According to modern view, the oil has been produced as a result of bacterial decomposition of the remains of animals and plants (zooplankton, algae, etc.) under high pressure which got buried under the sea, millions of years ago. The hydrocarbons formed by the decay of microorganisms rise through porous rocks until they are trapped by impervious rocks. If the region is uplifted during the passage of time, the oil trap will be found to lie under land. Oil in these deposits generally floats over salt water. The oil in the petroleum field is generally covered with a gaseous mixture known as natural gas. Natural gas mainly contains methane, ethane, propane and butane.
After studying this unit the students will be able to
- identity the chemical elements and compounds found in crude oil
- outline the formation of crude oil from biological sources
- demonstrate understanding of the classification of crude oil
- describe how crude oil is extracted from an oil well
- describe the fractional distillation of crude oil
- explain cracking and reforming of organic compounds
- outline the uses of the fractions obtained from crude oil distillation
- outline the sources and uses of petrochemicals
- explain octane number and its importance to the petroleum industry.
CLASSIFICATION OF CRUDE OIL
I. SWEET AND SOUR CRUDE OIL
On the basis of sulphur content crude oil is classified as sweet crude oil or sour crude oil.
- Sweet Crude Oil. Petroleum is considered sweet if it contains less than 0.5% sulphur. Sweet crude oil contains small amounts of hydrogen sulphide and carbon dioxide. The term sweet originates because the low level of sulphur provides the oil with a mildly sweet taste and pleasant smell.
- Sour Crude Oil. Petroleum is considered sour if it contains more than 0.5% sulphur.
II. LIGHT AND HEAVY CRUDE OIL
On the basis of wax content and viscosity, crude oil is classified as light or heavy crude oil.
- Light Crude Oil. It is the crude oil with low wax content. It is less viscous.
- Heavy Crude Oil. It is the crude oil with higher wax content, It is more viscous and therefore is more difficult to transport and pump.
Do You Know?
- Sweet crude oil commands a higher price-than sour oil because it has. fewer environmental problems and requires less refining
- Light crude oil is more desirable than heavy crude oil because it produces higher yields of gasoline, kerosene and high quality diesel.
CLASSIFICATION ON THE BASIS OF API GRAVITY
The American Petroleum Institute gravity or API gravity is a measure of how heavy or light a petroleum liquid is compared to water. If API gravity of petroleum is greater than 10, is lighter and floats on water, if less than 10, it is heavier and sinks. API gravity is used to compare the relative densities of petroleum liquids.

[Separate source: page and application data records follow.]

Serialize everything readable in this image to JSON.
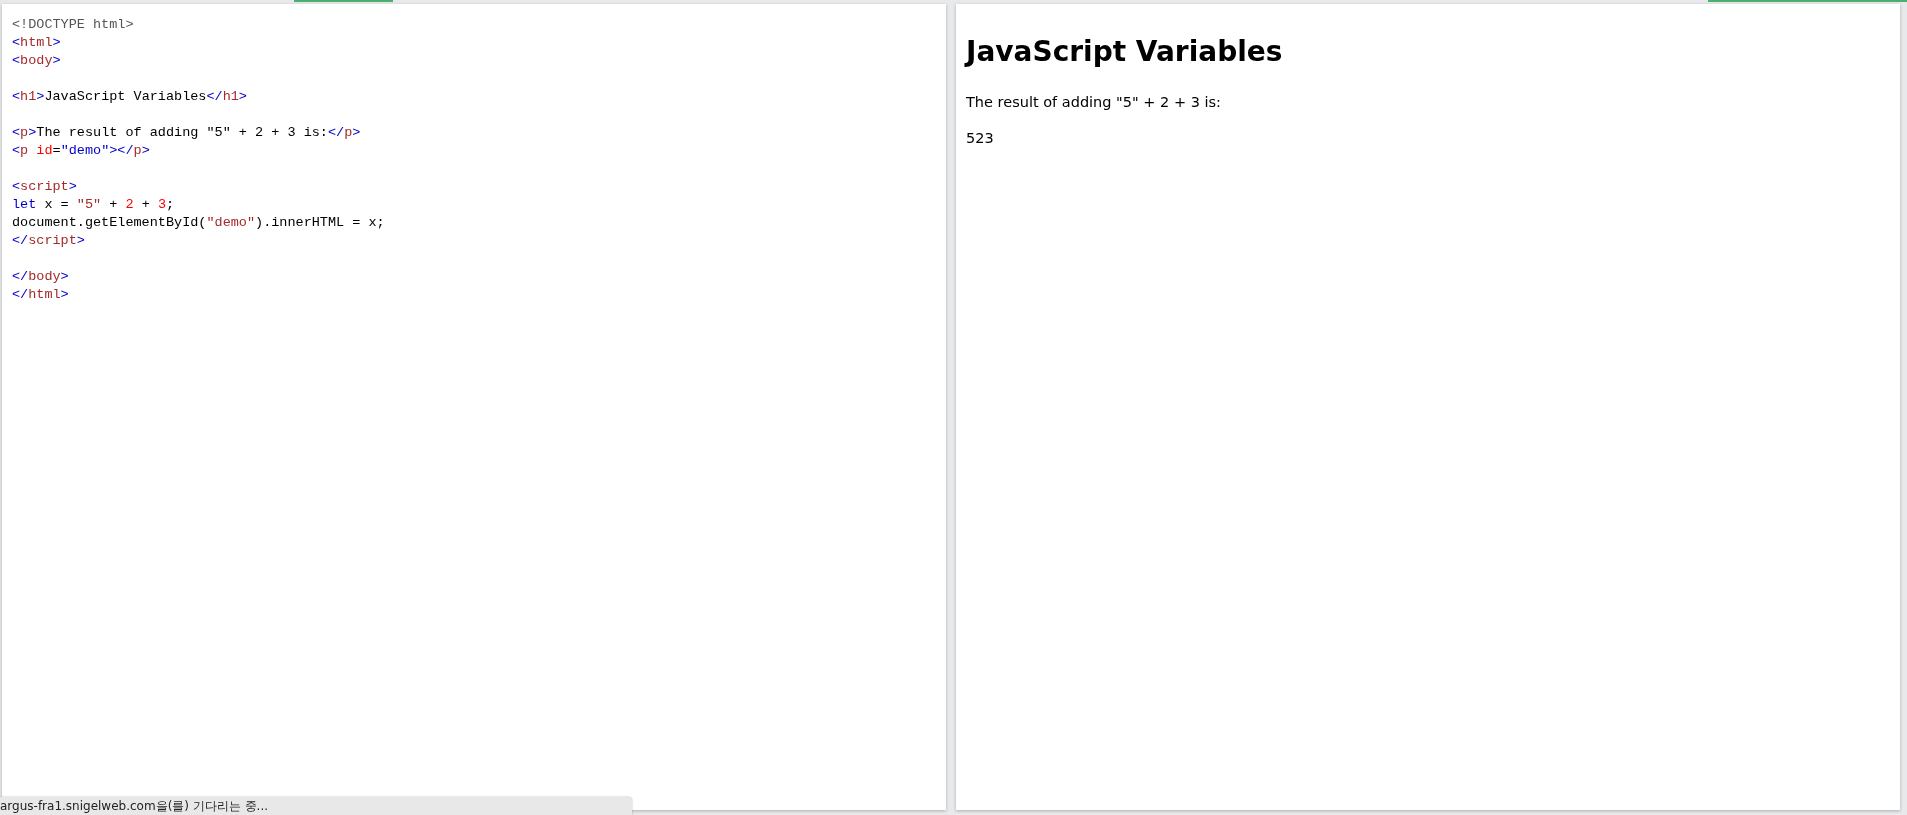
{
  "editor": {
    "blocks": [
      [
        [
          {
            "kind": "doctype",
            "t": "<!DOCTYPE html>"
          }
        ],
        [
          {
            "kind": "bracket",
            "t": "<"
          },
          {
            "kind": "tag",
            "t": "html"
          },
          {
            "kind": "bracket",
            "t": ">"
          }
        ],
        [
          {
            "kind": "bracket",
            "t": "<"
          },
          {
            "kind": "tag",
            "t": "body"
          },
          {
            "kind": "bracket",
            "t": ">"
          }
        ]
      ],
      [
        [
          {
            "kind": "bracket",
            "t": "<"
          },
          {
            "kind": "tag",
            "t": "h1"
          },
          {
            "kind": "bracket",
            "t": ">"
          },
          {
            "kind": "text",
            "t": "JavaScript Variables"
          },
          {
            "kind": "bracket",
            "t": "</"
          },
          {
            "kind": "tag",
            "t": "h1"
          },
          {
            "kind": "bracket",
            "t": ">"
          }
        ]
      ],
      [
        [
          {
            "kind": "bracket",
            "t": "<"
          },
          {
            "kind": "tag",
            "t": "p"
          },
          {
            "kind": "bracket",
            "t": ">"
          },
          {
            "kind": "text",
            "t": "The result of adding \"5\" + 2 + 3 is:"
          },
          {
            "kind": "bracket",
            "t": "</"
          },
          {
            "kind": "tag",
            "t": "p"
          },
          {
            "kind": "bracket",
            "t": ">"
          }
        ],
        [
          {
            "kind": "bracket",
            "t": "<"
          },
          {
            "kind": "tag",
            "t": "p"
          },
          {
            "kind": "attr",
            "t": " id"
          },
          {
            "kind": "text",
            "t": "="
          },
          {
            "kind": "value",
            "t": "\"demo\""
          },
          {
            "kind": "bracket",
            "t": "></"
          },
          {
            "kind": "tag",
            "t": "p"
          },
          {
            "kind": "bracket",
            "t": ">"
          }
        ]
      ],
      [
        [
          {
            "kind": "bracket",
            "t": "<"
          },
          {
            "kind": "tag",
            "t": "script"
          },
          {
            "kind": "bracket",
            "t": ">"
          }
        ],
        [
          {
            "kind": "keyword",
            "t": "let"
          },
          {
            "kind": "text",
            "t": " x = "
          },
          {
            "kind": "string",
            "t": "\"5\""
          },
          {
            "kind": "text",
            "t": " + "
          },
          {
            "kind": "number",
            "t": "2"
          },
          {
            "kind": "text",
            "t": " + "
          },
          {
            "kind": "number",
            "t": "3"
          },
          {
            "kind": "text",
            "t": ";"
          }
        ],
        [
          {
            "kind": "text",
            "t": "document.getElementById("
          },
          {
            "kind": "string",
            "t": "\"demo\""
          },
          {
            "kind": "text",
            "t": ").innerHTML = x;"
          }
        ],
        [
          {
            "kind": "bracket",
            "t": "</"
          },
          {
            "kind": "tag",
            "t": "script"
          },
          {
            "kind": "bracket",
            "t": ">"
          }
        ]
      ],
      [
        [
          {
            "kind": "bracket",
            "t": "</"
          },
          {
            "kind": "tag",
            "t": "body"
          },
          {
            "kind": "bracket",
            "t": ">"
          }
        ],
        [
          {
            "kind": "bracket",
            "t": "</"
          },
          {
            "kind": "tag",
            "t": "html"
          },
          {
            "kind": "bracket",
            "t": ">"
          }
        ]
      ]
    ]
  },
  "result": {
    "heading": "JavaScript Variables",
    "paragraphs": [
      "The result of adding \"5\" + 2 + 3 is:",
      "523"
    ]
  },
  "status_bar": {
    "text": "argus-fra1.snigelweb.com을(를) 기다리는 중..."
  }
}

For example, if one petroleum liquid floats on another and is therefore less dense. It has a greater API gravity.
Crude oil is classified as light, medium or heavy according to its measured API gravity
- Light Oil has an APl gravity higher than 31.1o API
- Medium Oil has an API gravity between 22.3o API and 31.1 °API
- Heavy Oil has an API gravity below 22.3o API
Do You Know?
- Crude oil with an API gravity between 40° and 45° commands the highest price.
- Crude oil with API gravity less than 10° API is referred to as extra heavy oil or bitumen.
IV. CLASSIFICATION OF CRUDE OIL BY GEOGRAPHIC LOCATION
The oil industry also classifies crude oil by the geographic location of its origin. Some classes of crude on this basis are given below:
1.West Texas Intermediate (WTI) is the reference used for North American Crude oil. It is very high quality sweet light oil.
2.Brent Crude or Brent Blend is the benchmark used for crude oil from North Sea. Brent Blend is a light crude oil though not as light as WTI.
3.Dubai-Oman is the benchmark used for the crude oil from Middle East
4.OPEC Basket is the reference used for crude oils from various OPEC (The Organisation of the Petroleum Exporting Countries) countries.
Thus, crude oils from different sources have different qualities and hence command different prices.
Now, can you answer why there are differences in prices, for the same quantity of crude oil from different sources.